Flatter hills, more walking paths and a covered performance area could be in the future for Anchorage's Town Square Park, as city officials try to make the downtown square a more inviting place.
The city recently released two design concepts for Town Square Park, the latest effort in a crusade to fundamentally alter the character of the nearly 30-year-old green space and plaza. It opened in 1991 as an oasis from fast-growing metropolitan surroundings. But police and business leaders say the square now attracts too much drug use and disorder, and last year, the administration of Mayor Ethan Berkowitz began a project to "reimagine" it.
In city-hosted workshops and surveys since May, older residents wanted to keep the feel of an oasis, said Steve Rafuse, park planner for the city. Younger families and millennials, meanwhile, wanted a more active space. The two new design concepts try to strike a balance, Rafuse said.
"We're trying to honor the original intent of the park … but making sure we are still serving the needs of the people," Rafuse said.
The designs, marked "A" and "B," contain subtle differences in the location of terraced and open lawns, the center plaza and spaces for children, performers or people playing board games.

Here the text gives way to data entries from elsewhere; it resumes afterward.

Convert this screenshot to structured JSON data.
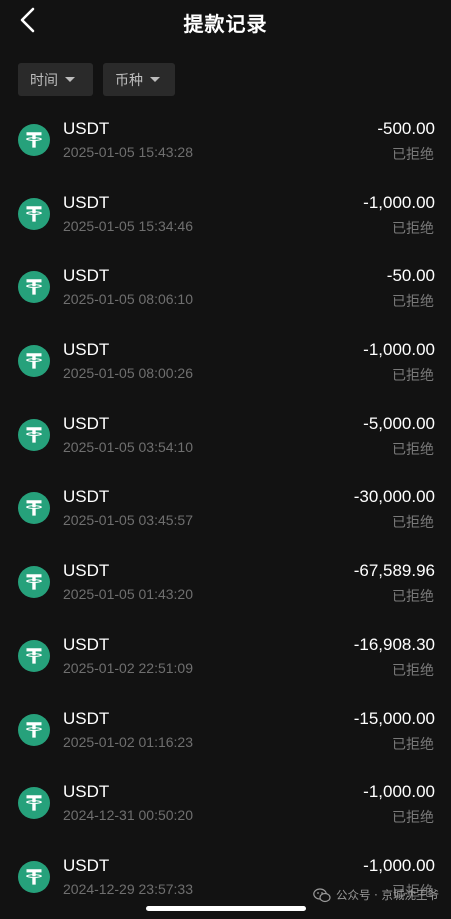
{
  "header": {
    "title": "提款记录",
    "back_icon": "chevron-left-icon"
  },
  "filters": {
    "time_label": "时间",
    "coin_label": "币种"
  },
  "colors": {
    "background": "#121212",
    "coin_icon": "#26a17b",
    "filter_bg": "#2a2a2a",
    "secondary_text": "#6f6f6f"
  },
  "records": [
    {
      "coin": "USDT",
      "datetime": "2025-01-05 15:43:28",
      "amount": "-500.00",
      "status": "已拒绝"
    },
    {
      "coin": "USDT",
      "datetime": "2025-01-05 15:34:46",
      "amount": "-1,000.00",
      "status": "已拒绝"
    },
    {
      "coin": "USDT",
      "datetime": "2025-01-05 08:06:10",
      "amount": "-50.00",
      "status": "已拒绝"
    },
    {
      "coin": "USDT",
      "datetime": "2025-01-05 08:00:26",
      "amount": "-1,000.00",
      "status": "已拒绝"
    },
    {
      "coin": "USDT",
      "datetime": "2025-01-05 03:54:10",
      "amount": "-5,000.00",
      "status": "已拒绝"
    },
    {
      "coin": "USDT",
      "datetime": "2025-01-05 03:45:57",
      "amount": "-30,000.00",
      "status": "已拒绝"
    },
    {
      "coin": "USDT",
      "datetime": "2025-01-05 01:43:20",
      "amount": "-67,589.96",
      "status": "已拒绝"
    },
    {
      "coin": "USDT",
      "datetime": "2025-01-02 22:51:09",
      "amount": "-16,908.30",
      "status": "已拒绝"
    },
    {
      "coin": "USDT",
      "datetime": "2025-01-02 01:16:23",
      "amount": "-15,000.00",
      "status": "已拒绝"
    },
    {
      "coin": "USDT",
      "datetime": "2024-12-31 00:50:20",
      "amount": "-1,000.00",
      "status": "已拒绝"
    },
    {
      "coin": "USDT",
      "datetime": "2024-12-29 23:57:33",
      "amount": "-1,000.00",
      "status": "已拒绝"
    }
  ],
  "watermark": {
    "text": "公众号 · 京城沈王爷",
    "icon": "wechat-icon"
  }
}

Neither proposal would be a "radical, radical change," Rafuse said. The biggest shift involves lowering the hilly berms that surround the park to about half the current height, from 6 feet to about 3 feet, he said.
Over the years, the berms, which buffer the park from the noise of the city, have also been associated with illicit activities like drug use. A University of Alaska Anchorage professor used Town Square as a case study for problems in urban parks, and the Anchorage Police Department unit that tackles community issues studied the park and determined the physical design of the park was contributing to bad behavior.
Last summer, Mayor Ethan Berkowitz, who came to office pledging improvements in public safety and downtown development, ordered the removal of the broken concrete fountain in the middle of the park. The mayor said the back of the fountain was a hiding place for illegal activity.
"Town Square shouldn't be a hostel," Berkowitz said at the time.
Since the spring, the city has held a number of workshops, sent out a survey and consulted with a committee, in addition to groups of downtown business owners and social service providers. More than 600 people responded to an online survey about the future of the park, Rafuse said.
An intern from UAA also went to Town Square regularly to talk to people hanging out there, Rafuse said.
Now officials want feedback on the two designs, which came out of the public workshops. One of the two designs shows an artistic centerpiece linking walking paths in front of a performance area, open lawns and terraced seating. The other contains a fountain and a children's play area, and a larger lawn space.
The city plans to pick a preferred design for a broader master plan for Town Square by October. At least two different commissions, and then the Anchorage Assembly, will need to sign off on it.
"The whole idea is to keep refining and refining," Rafuse said.
It's yet not clear what would happen with the plan once it's adopted. There are no cost estimates yet, and money is tight.
Some of the proposals, such as food trucks and more cafe seating, could happen right away, Rafuse said. Bigger-ticket changes, like the lowering of the berms, don't have a clear timeline yet. City officials will need to drum up public support for funding such a project, Rafuse said.
Find more information about the project and give feedback on the designs on the website for the city parks department at muni.org.